Mornings are filled with glorious sunshine and renewed hope for a beautiful day. Around 10:00 AM, the mountains in the distance look clouded over. By noon, the sky has turned gray and by 3:00 PM, the thunder is rumbling and crashing, the lightning is flashing in staccato bolts and the rain is pounding on the metal roof like a thousand snare drums. Raging rivers of water rush down the street and up the sidewalk. Debris floats and bobs in the turbulent water. All phone calls and television shows must be postponed until the rains stop and the deafening roar diminishes. Clothes hung on the line become saturated … again. Powerful winds force water under doors and roof tiles, creating slippery puddles on ceramic floors and dangerous footing for unsuspecting feet. Pets hide under beds. Enough! Couldn’t we have a gentle rain, for a change? (Here’s an escape from the rain.)

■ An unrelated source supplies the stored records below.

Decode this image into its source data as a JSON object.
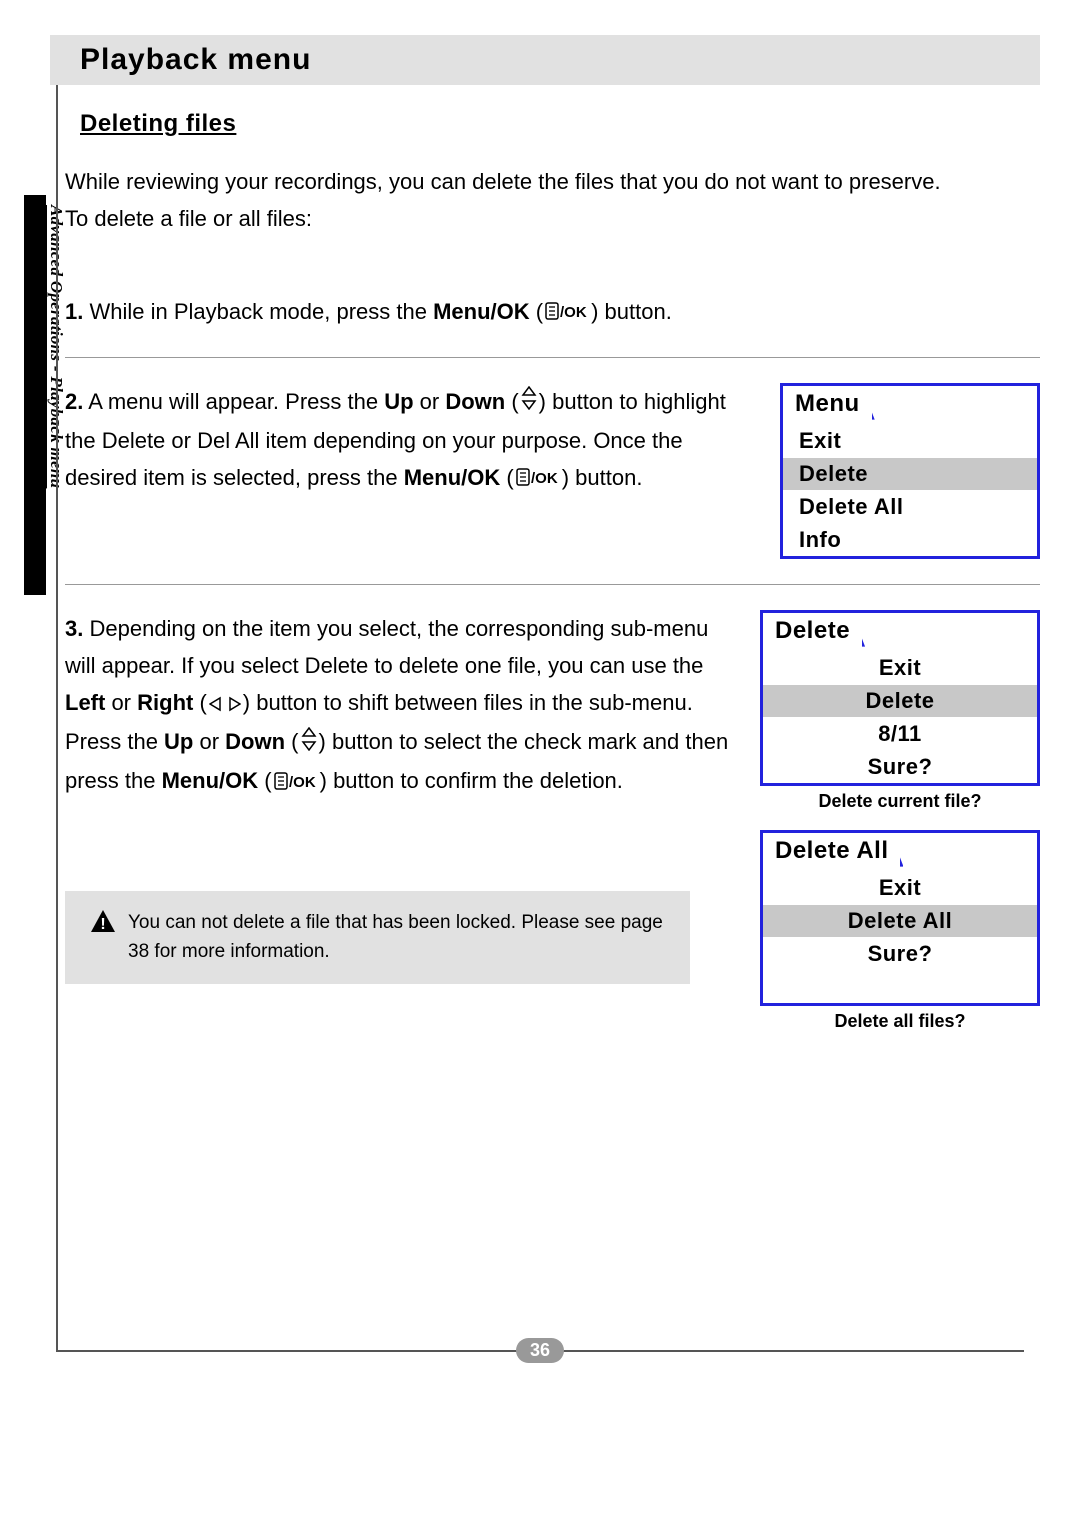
{
  "header": {
    "title": "Playback menu"
  },
  "section": {
    "title": "Deleting files"
  },
  "side_text": "Advanced Operations - Playback menu",
  "intro": {
    "p1": "While reviewing your recordings, you can delete the files that you do not want to preserve.",
    "p2": "To delete a file or all files:"
  },
  "steps": {
    "s1": {
      "num": "1.",
      "t1": "While in Playback mode, press the ",
      "b1": "Menu/OK",
      "t2": " (",
      "t3": ") button."
    },
    "s2": {
      "num": "2.",
      "t1": "A menu will appear. Press the ",
      "b1": "Up",
      "t2": " or ",
      "b2": "Down",
      "t3": " (",
      "t4": ") button to highlight the Delete or Del All item depending on your purpose. Once the desired item is selected, press the ",
      "b3": "Menu/OK",
      "t5": " (",
      "t6": ") button."
    },
    "s3": {
      "num": "3.",
      "t1": "Depending on the item you select, the corresponding sub-menu will appear. If you select Delete to delete one file, you can use the ",
      "b1": "Left",
      "t2": " or ",
      "b2": "Right",
      "t3": " (",
      "t4": ") button to shift between files in the sub-menu. Press the ",
      "b3": "Up",
      "t5": " or ",
      "b4": "Down",
      "t6": " (",
      "t7": ") button to select the check mark and then press the ",
      "b5": "Menu/OK",
      "t8": " (",
      "t9": ") button to confirm the deletion."
    }
  },
  "menus": {
    "m1": {
      "title": "Menu",
      "items": [
        "Exit",
        "Delete",
        "Delete All",
        "Info"
      ],
      "highlight_index": 1
    },
    "m2": {
      "title": "Delete",
      "items": [
        "Exit",
        "Delete",
        "8/11",
        "Sure?"
      ],
      "highlight_index": 1,
      "caption": "Delete current file?"
    },
    "m3": {
      "title": "Delete All",
      "items": [
        "Exit",
        "Delete All",
        "Sure?"
      ],
      "highlight_index": 1,
      "caption": "Delete all files?"
    }
  },
  "note": {
    "text": "You can not delete a file that has been locked. Please see page 38 for more information."
  },
  "page_number": "36"
}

A few weeks ago the entire country experienced several scheduled “rolling” black-outs. The first time it happened it was unannounced and the entire country went black at the same time for several hours. No one knew what was going on and no one was prepared. After a few days, schedules were posted in newspapers announcing when and where black-outs would occur in the upcoming days. Sometimes “lights out” went according to the notices and sometimes they didn’t. (I started making coffee and putting it in a thermos, just in case.) There were a number of theories floating around as to the reason for the black-outs – forces that were pro TLC (free trade agreement with the US that is under heated discussion), anti TLC, anti government, or disgruntled ICE employees (the phone and power company). Even Mother Nature (the lack of rain) was accused of being the culprit. To date, no one is certain of what caused the black-outs. Although these black-outs were an inconvenience, they also provided an opportunity for me to interact with my neighbors. I was gone during the day and when I came home in the afternoon, the electricity was off so the electric garage door couldn’t open. I parked the car across the street and left it, figuring I’d move it later. When the electricity came back on, it was pouring rain. By the time the rain stopped, I’d forgotten about my car. Soon the electricity went off again. I kept waiting for it to resume, but it didn’t. I finally gave up at 10:30 and went to bed (there isn’t a lot to do sitting in a dark house with a candle). A few moments later I heard someone shouting, “Upe” at my front gate. I got up and saw my neighbor with two of her children standing there with candles. She said she was worried about my car and that her husband and son knew how to open the garage door manually so I could put my car away. I scurried around looking for the key to the safety padlock on the opener. As my neighbor’s oldest son stood on a stool and unlocked the padlock, the entire family was gathered around with candles. It looked like a vigil! Before long, the door was open, the car was in the garage, and I was back in bed thinking how nice my neighbors were. A few days later I made chocolate chip cookies and took a plateful over to them. Very few people make cookies in Costa Rica so I hope they liked them. (Here’s a great kitchen in which to make cookies!)